_TASK DETAILS_: This exercise calls for the data below to be retyped exactly, minus any images.

Data records for software interfaces

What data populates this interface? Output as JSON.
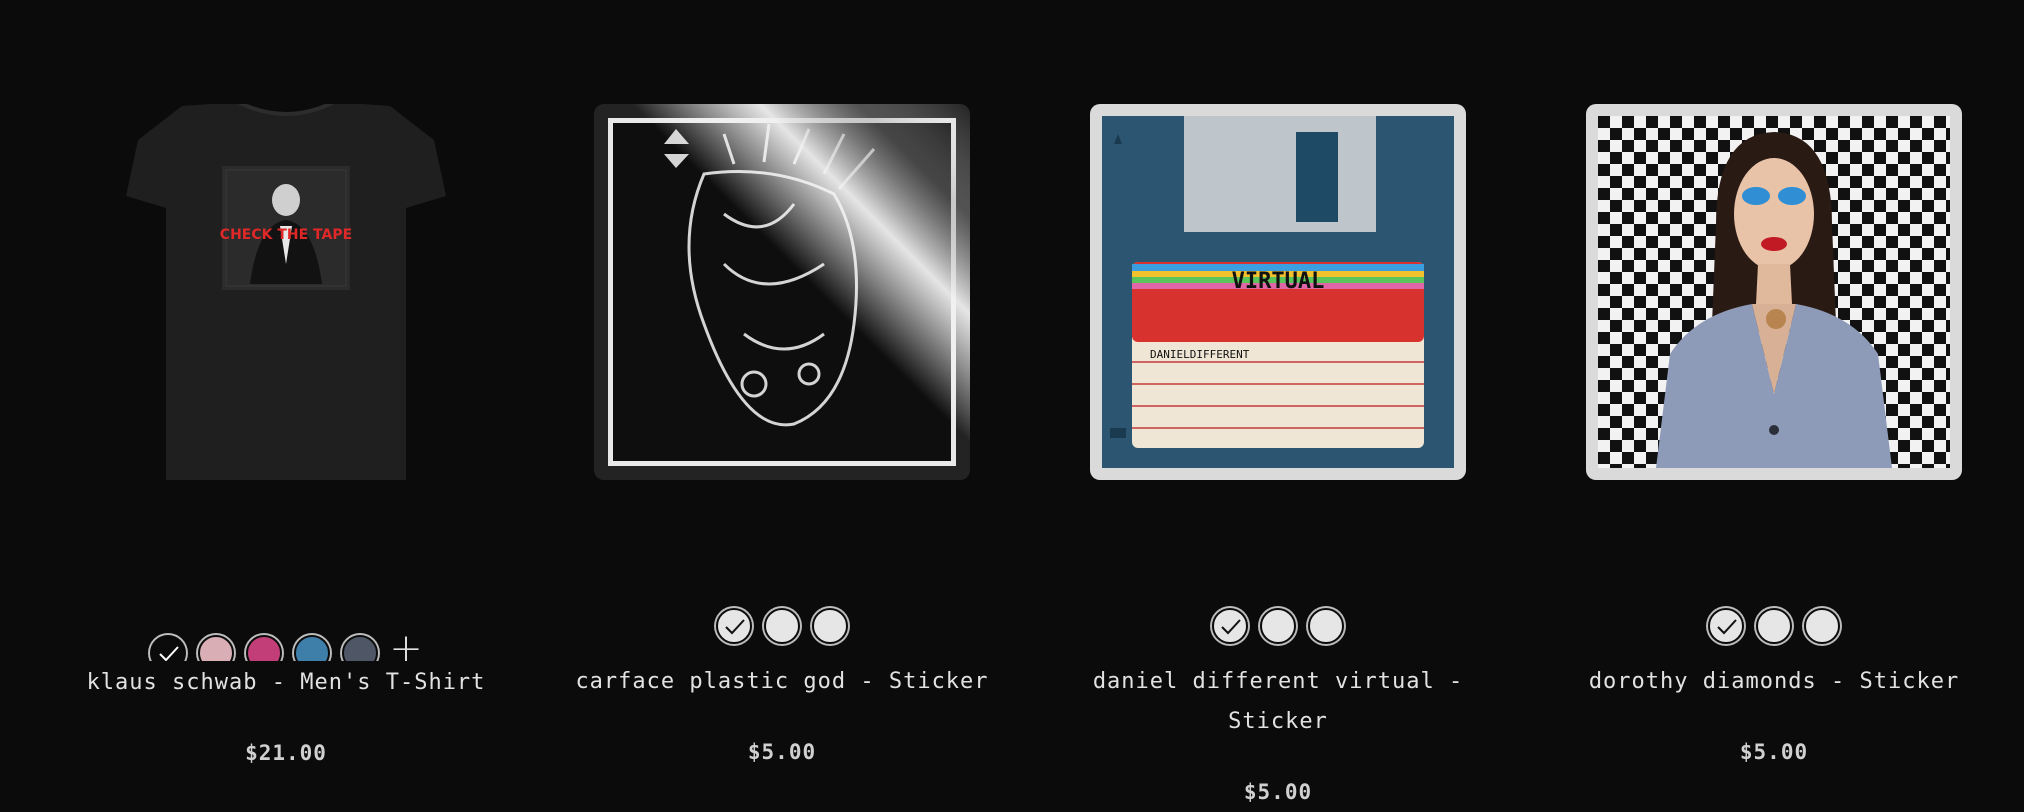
{
  "products": [
    {
      "title": "klaus schwab - Men's T-Shirt",
      "price": "$21.00",
      "shirt_print_text": "CHECK THE TAPE",
      "swatches": [
        "#0b0b0b",
        "#d9aeb4",
        "#c23e78",
        "#3e7fa9",
        "#4f5766"
      ],
      "more_colors_symbol": "+"
    },
    {
      "title": "carface plastic god - Sticker",
      "price": "$5.00",
      "swatches": [
        "#e6e6e6",
        "#e6e6e6",
        "#e6e6e6"
      ]
    },
    {
      "title": "daniel different virtual - Sticker",
      "price": "$5.00",
      "label_title": "VIRTUAL",
      "label_line": "DANIELDIFFERENT",
      "swatches": [
        "#e6e6e6",
        "#e6e6e6",
        "#e6e6e6"
      ]
    },
    {
      "title": "dorothy diamonds - Sticker",
      "price": "$5.00",
      "swatches": [
        "#e6e6e6",
        "#e6e6e6",
        "#e6e6e6"
      ]
    }
  ]
}
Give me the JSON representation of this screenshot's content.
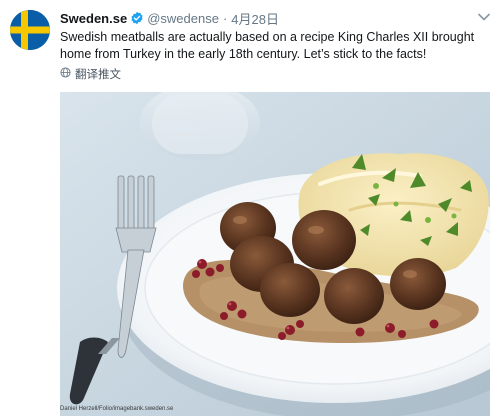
{
  "tweet": {
    "display_name": "Sweden.se",
    "handle": "@swedense",
    "separator": "·",
    "date": "4月28日",
    "text": "Swedish meatballs are actually based on a recipe King Charles XII brought home from Turkey in the early 18th century. Let’s stick to the facts!",
    "translate_label": "翻译推文",
    "photo_credit": "Daniel Herzell/Folio/imagebank.sweden.se"
  },
  "icons": {
    "avatar": "swedish-flag",
    "verified": "verified-badge-icon",
    "translate": "globe-icon",
    "more": "chevron-down-icon"
  },
  "colors": {
    "verified_blue": "#1da1f2",
    "flag_blue": "#0a5ea8",
    "flag_yellow": "#f7c800",
    "secondary_text": "#657786"
  }
}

_EXERCISE SOLUTION_:
What data populates this interface? Output as JSON.
{
  "products": [
    {
      "title": "klaus schwab - Men's T-Shirt",
      "price": "$21.00",
      "shirt_print_text": "CHECK THE TAPE",
      "swatches": [
        "#0b0b0b",
        "#d9aeb4",
        "#c23e78",
        "#3e7fa9",
        "#4f5766"
      ],
      "more_colors_symbol": "+"
    },
    {
      "title": "carface plastic god - Sticker",
      "price": "$5.00",
      "swatches": [
        "#e6e6e6",
        "#e6e6e6",
        "#e6e6e6"
      ]
    },
    {
      "title": "daniel different virtual - Sticker",
      "price": "$5.00",
      "label_title": "VIRTUAL",
      "label_line": "DANIELDIFFERENT",
      "swatches": [
        "#e6e6e6",
        "#e6e6e6",
        "#e6e6e6"
      ]
    },
    {
      "title": "dorothy diamonds - Sticker",
      "price": "$5.00",
      "swatches": [
        "#e6e6e6",
        "#e6e6e6",
        "#e6e6e6"
      ]
    }
  ]
}
Give me the JSON representation of this screenshot's content.
{
  "tweet": {
    "display_name": "Sweden.se",
    "handle": "@swedense",
    "separator": "·",
    "date": "4月28日",
    "text": "Swedish meatballs are actually based on a recipe King Charles XII brought home from Turkey in the early 18th century. Let’s stick to the facts!",
    "translate_label": "翻译推文",
    "photo_credit": "Daniel Herzell/Folio/imagebank.sweden.se"
  },
  "icons": {
    "avatar": "swedish-flag",
    "verified": "verified-badge-icon",
    "translate": "globe-icon",
    "more": "chevron-down-icon"
  },
  "colors": {
    "verified_blue": "#1da1f2",
    "flag_blue": "#0a5ea8",
    "flag_yellow": "#f7c800",
    "secondary_text": "#657786"
  }
}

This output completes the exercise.